▶ _Problem to solve_
Where a line in the entries below contains the word "image", it counts; give the total by itself.

▶ _Data supplied_
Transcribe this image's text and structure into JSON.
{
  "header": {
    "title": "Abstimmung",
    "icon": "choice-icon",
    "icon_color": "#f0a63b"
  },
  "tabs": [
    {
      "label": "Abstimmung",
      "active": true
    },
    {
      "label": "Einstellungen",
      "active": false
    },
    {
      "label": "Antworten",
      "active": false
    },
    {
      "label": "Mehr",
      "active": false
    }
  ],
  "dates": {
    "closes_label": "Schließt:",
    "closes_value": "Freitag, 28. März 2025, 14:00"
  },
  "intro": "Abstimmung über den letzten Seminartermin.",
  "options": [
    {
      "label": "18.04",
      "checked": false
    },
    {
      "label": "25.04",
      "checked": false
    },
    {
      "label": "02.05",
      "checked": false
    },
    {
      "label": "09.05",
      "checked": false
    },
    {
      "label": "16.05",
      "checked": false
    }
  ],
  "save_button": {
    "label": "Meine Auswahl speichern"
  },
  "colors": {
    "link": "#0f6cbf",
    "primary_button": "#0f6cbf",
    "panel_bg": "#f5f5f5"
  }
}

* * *

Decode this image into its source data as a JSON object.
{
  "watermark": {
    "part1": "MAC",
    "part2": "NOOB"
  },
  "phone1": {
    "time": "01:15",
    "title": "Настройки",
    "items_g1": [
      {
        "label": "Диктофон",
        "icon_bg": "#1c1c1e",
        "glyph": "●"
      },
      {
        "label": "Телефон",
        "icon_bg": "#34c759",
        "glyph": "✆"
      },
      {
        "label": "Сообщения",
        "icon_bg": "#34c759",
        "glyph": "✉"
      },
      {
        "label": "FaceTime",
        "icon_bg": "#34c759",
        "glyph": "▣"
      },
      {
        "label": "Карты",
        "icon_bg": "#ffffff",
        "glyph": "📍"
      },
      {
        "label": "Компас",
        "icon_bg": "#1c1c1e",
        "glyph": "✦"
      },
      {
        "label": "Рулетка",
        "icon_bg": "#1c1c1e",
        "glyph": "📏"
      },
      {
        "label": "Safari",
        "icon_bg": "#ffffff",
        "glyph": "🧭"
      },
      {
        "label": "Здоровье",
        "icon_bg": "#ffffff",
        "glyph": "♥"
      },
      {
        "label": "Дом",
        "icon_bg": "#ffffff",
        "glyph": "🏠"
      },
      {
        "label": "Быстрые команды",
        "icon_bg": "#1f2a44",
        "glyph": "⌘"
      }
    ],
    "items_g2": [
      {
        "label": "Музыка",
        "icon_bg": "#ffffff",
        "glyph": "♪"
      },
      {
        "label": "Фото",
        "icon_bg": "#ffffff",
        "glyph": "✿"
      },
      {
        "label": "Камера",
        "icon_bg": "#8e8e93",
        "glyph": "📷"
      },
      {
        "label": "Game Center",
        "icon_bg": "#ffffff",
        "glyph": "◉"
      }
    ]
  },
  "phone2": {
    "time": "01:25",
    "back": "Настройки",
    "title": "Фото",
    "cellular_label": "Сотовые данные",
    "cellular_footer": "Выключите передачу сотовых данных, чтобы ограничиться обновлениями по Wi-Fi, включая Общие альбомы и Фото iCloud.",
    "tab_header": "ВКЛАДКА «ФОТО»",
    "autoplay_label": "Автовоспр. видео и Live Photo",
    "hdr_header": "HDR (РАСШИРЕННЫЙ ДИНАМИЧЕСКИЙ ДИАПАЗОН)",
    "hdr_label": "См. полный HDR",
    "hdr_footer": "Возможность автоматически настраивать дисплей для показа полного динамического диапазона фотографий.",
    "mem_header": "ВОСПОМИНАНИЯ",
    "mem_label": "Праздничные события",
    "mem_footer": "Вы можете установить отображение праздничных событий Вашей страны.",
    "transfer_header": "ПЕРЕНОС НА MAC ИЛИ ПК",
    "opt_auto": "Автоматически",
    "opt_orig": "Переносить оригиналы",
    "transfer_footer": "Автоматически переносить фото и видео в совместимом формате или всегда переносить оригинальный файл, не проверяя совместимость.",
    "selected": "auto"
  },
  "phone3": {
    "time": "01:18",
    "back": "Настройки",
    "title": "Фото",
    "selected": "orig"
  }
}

▶ _Exercise response_
2